When the owner-manager of McPherson County Feeders, near Marquette, Kan., signed on with the Certified Angus Beef brand nearly 15 years ago, he began to see how everybody can win with grid premiums for better cattle. But he didn’t stop at becoming a CAB partner. That wasn’t just a goal on a list to check as completed. Sents was just getting started.
Accumulated closeout data spanning those years verifies the McPherson crew has been hard at work. A 30.06 Program honor roll has been noting all harvest groups achieving at least 30 percent CAB or USDA Prime, with no more than 6 percent outliers for being too fat, heavy or light.
The 10,000-head-capacity lot recently attained 30.06 Gold Level, only the third CAB partner yard across the U.S. to do so. It took seven years to achieve the 500-head Bronze Level; then in four more years came the 1,000-head Silver in 2010. Doubling that level of on-target feeding in just three years, the records show McPherson County Feeders had enrolled and harvested more than 2,000 of the 30.06 cattle by early 2013.
Of the 1,950 CAB-eligible cattle in those groups, 45.9 percent qualified for CAB and USDA Prime, with 83.8 percent reaching USDA Choice or better.
“It’s been an inspiration to watch the transformation,” says Gary Fike, beef cattle specialist for CAB. He has worked closely with the feedyard for a decade and notes that 10 years ago, the first 19,716 cattle enrolled made almost 19 percent CAB and Prime. Fast forward to the past five years: Sents and cattle manager Landon Shaw worked with Angus customers to feed 18,048 enrolled cattle, qualifying more than 34 percent CAB and Prime.
With virtually the same 760-pound carcass weight then and now, there has only been a slight increase in Yield Grade 4s, and Fike says that is understandable because grid allowances moved up. All numbers point to the quality increase in cattle coming out of the yard.
Longtime partners of the brand in many ways, Sents and his wife, Deanna, have been feeding cattle since 1981. Their commitment to quality grew over time as ranching customers responded to feedback and market signals.
Positioning those cattle to realize their genetic potential and achieve top premiums requires sorting for quality and uniformity as they approach their final weight.
“We try to optimize the end point on marketing the cattle, to get them sold when they have the best opportunity to grade Choice and hopefully make Certified Angus Beef but not have too many over-fats in them,” the feeder says.

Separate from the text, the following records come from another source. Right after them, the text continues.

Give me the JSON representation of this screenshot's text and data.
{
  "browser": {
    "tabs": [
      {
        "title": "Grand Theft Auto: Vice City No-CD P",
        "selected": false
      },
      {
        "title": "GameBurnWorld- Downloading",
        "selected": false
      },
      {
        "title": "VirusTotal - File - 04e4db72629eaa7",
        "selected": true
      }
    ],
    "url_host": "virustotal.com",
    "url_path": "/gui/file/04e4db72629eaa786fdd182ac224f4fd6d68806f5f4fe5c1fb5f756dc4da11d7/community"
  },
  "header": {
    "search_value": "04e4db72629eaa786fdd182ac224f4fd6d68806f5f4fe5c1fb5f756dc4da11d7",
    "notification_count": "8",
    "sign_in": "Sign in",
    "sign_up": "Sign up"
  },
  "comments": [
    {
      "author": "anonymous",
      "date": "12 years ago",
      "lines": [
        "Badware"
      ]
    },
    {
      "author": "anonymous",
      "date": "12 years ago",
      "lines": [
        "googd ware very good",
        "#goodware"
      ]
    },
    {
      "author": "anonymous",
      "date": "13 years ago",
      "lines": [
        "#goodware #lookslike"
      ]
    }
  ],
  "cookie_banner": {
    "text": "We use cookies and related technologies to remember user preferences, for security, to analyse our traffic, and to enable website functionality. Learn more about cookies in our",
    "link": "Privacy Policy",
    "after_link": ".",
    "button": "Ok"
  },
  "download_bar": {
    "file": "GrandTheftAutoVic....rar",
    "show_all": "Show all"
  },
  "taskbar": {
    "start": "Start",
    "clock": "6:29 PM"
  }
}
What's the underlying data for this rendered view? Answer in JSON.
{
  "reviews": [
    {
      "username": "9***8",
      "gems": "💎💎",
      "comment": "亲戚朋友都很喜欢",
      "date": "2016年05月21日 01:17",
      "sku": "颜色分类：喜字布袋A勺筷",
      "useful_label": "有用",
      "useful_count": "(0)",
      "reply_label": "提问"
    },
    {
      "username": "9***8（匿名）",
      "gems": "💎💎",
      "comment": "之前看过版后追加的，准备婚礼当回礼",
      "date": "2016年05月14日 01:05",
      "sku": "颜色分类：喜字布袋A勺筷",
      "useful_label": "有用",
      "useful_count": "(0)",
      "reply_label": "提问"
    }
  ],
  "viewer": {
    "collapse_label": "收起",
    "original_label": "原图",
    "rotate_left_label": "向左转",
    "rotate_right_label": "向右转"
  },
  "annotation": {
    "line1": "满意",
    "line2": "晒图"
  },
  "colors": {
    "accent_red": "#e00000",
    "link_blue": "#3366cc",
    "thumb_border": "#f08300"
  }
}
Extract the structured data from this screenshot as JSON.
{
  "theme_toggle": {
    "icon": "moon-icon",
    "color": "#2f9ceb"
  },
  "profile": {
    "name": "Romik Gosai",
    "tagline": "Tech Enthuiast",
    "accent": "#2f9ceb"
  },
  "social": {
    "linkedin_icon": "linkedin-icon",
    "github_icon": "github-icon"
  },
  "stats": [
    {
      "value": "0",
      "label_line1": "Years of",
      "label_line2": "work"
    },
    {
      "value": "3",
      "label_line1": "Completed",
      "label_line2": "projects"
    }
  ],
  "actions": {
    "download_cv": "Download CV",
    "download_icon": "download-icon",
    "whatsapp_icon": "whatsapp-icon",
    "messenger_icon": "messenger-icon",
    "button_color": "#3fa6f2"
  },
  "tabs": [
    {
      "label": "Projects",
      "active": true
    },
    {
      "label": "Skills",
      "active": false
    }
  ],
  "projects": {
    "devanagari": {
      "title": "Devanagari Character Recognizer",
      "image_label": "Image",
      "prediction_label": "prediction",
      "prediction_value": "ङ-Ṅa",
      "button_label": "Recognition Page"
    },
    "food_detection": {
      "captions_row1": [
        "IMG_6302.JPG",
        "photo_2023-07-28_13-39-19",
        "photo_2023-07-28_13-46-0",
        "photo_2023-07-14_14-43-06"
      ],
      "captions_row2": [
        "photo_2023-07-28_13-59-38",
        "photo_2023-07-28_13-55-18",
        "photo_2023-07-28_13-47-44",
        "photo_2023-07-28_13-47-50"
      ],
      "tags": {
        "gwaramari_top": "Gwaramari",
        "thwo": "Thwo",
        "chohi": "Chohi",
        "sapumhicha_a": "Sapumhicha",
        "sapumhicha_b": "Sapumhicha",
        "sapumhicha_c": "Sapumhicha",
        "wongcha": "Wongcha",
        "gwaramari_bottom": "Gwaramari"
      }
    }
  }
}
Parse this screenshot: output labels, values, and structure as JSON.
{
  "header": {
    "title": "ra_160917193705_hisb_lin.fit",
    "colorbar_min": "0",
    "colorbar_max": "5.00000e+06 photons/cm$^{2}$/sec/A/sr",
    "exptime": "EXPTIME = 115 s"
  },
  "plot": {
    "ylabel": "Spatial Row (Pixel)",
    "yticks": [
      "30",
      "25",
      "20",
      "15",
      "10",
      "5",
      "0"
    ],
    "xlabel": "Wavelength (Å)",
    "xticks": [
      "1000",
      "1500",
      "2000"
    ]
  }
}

While feeding 20,000 head per year, the couple manages by working with eight full-time employees and a few part-timers. Together, they are constantly looking for ways to gain an edge in the marketplace and take pride in offering their customers reasonable feed prices.
“We value our location here being far enough west that we have a more temperate climate, desirable for feeding cattle, and yet far enough east that we have enough rainfall to grow some good dryland crops,” Sents says. “So we have access to fairly abundant, reasonably priced forages to use in the ration.”
Not one to claim credit, Sents points out that feeding is a partnership with producers and stockers who were working toward their goals long before he handled the cattle. Regardless of who owns them on feed, he is willing to share data with the idea of increasing the quality of cattle overall.
“We just value working with the smaller producers,” he says. “When they have an interest in following the cattle, we try to respond and share information.”
Fike presented the McPherson team with a Henry Golden Boy trophy rifle in custom walnut display case at an October customer event, echoing those ideas: Strong partnerships create success.
He commented, “Persistence, developing a solid customer base of producers who are committed to producing cattle that meet our brand specifications, and attention to detail. Those are what earned Allan and his team this unique reward.”
Twice recognized as the CAB Small Feedlot Partner of the Year (2005 and 2010), the recent honor is one for the books. As the 30.06 Program transitions to a new Targeting the Brand Honor Roll this fall, McPherson County Feeders will be the last recipient of the prestigious award.
Still, their record foretells Sents and his team will not rest on their laurels. Achievements in quality are not the end of the road, but simply a way of life here.